Record extracts –
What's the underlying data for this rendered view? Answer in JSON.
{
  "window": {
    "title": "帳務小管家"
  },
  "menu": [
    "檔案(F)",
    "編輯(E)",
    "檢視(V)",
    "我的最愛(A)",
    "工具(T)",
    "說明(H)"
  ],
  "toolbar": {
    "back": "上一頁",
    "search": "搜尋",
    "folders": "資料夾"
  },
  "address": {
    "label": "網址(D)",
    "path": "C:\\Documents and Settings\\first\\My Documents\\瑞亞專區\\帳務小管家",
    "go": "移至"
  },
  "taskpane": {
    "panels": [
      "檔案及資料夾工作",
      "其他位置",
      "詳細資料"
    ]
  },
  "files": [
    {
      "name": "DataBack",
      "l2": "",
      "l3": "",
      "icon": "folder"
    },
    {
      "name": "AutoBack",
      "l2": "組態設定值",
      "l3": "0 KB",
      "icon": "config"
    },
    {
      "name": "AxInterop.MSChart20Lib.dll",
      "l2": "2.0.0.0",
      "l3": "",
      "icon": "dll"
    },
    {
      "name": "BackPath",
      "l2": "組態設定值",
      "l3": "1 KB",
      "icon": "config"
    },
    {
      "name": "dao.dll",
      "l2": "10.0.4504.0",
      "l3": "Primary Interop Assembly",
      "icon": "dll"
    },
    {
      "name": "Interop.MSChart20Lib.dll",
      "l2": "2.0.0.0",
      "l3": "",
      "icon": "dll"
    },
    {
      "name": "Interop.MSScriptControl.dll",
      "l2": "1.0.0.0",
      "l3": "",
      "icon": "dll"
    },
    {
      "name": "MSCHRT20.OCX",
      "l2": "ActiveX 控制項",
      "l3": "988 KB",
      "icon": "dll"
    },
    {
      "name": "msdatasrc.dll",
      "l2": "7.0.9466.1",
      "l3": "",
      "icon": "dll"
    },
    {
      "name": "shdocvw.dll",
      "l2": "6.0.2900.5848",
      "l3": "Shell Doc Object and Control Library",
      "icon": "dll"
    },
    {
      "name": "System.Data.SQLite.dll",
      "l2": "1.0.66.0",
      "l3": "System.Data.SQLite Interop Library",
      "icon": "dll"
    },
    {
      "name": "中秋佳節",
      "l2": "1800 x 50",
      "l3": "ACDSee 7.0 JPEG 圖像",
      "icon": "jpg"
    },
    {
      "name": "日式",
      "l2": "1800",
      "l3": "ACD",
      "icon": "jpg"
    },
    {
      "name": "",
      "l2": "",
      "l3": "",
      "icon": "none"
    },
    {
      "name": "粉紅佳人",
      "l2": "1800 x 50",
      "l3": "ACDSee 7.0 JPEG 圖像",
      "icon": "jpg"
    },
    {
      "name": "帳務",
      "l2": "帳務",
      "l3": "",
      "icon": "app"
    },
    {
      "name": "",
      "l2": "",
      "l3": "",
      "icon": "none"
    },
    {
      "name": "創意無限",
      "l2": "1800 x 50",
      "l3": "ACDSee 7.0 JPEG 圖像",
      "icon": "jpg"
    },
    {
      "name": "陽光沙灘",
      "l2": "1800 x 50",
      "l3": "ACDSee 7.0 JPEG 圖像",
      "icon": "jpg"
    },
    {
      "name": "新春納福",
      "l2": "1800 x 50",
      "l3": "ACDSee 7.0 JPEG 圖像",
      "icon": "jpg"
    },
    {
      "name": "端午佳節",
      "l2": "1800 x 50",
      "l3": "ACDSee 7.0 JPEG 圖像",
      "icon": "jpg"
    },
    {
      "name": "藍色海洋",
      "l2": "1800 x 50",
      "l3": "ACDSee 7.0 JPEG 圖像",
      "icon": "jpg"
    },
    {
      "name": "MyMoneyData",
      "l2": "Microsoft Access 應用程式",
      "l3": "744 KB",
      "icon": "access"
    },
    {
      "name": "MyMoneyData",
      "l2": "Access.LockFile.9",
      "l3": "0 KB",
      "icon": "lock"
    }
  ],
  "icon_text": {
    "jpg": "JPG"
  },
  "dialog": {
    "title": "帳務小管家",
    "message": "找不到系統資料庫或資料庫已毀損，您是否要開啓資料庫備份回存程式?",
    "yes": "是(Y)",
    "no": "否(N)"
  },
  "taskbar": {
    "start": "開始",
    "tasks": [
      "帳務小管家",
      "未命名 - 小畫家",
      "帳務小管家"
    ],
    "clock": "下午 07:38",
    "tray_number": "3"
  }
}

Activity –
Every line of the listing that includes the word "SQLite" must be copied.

Exercise solution –
      "name": "System.Data.SQLite.dll",
      "l3": "System.Data.SQLite Interop Library",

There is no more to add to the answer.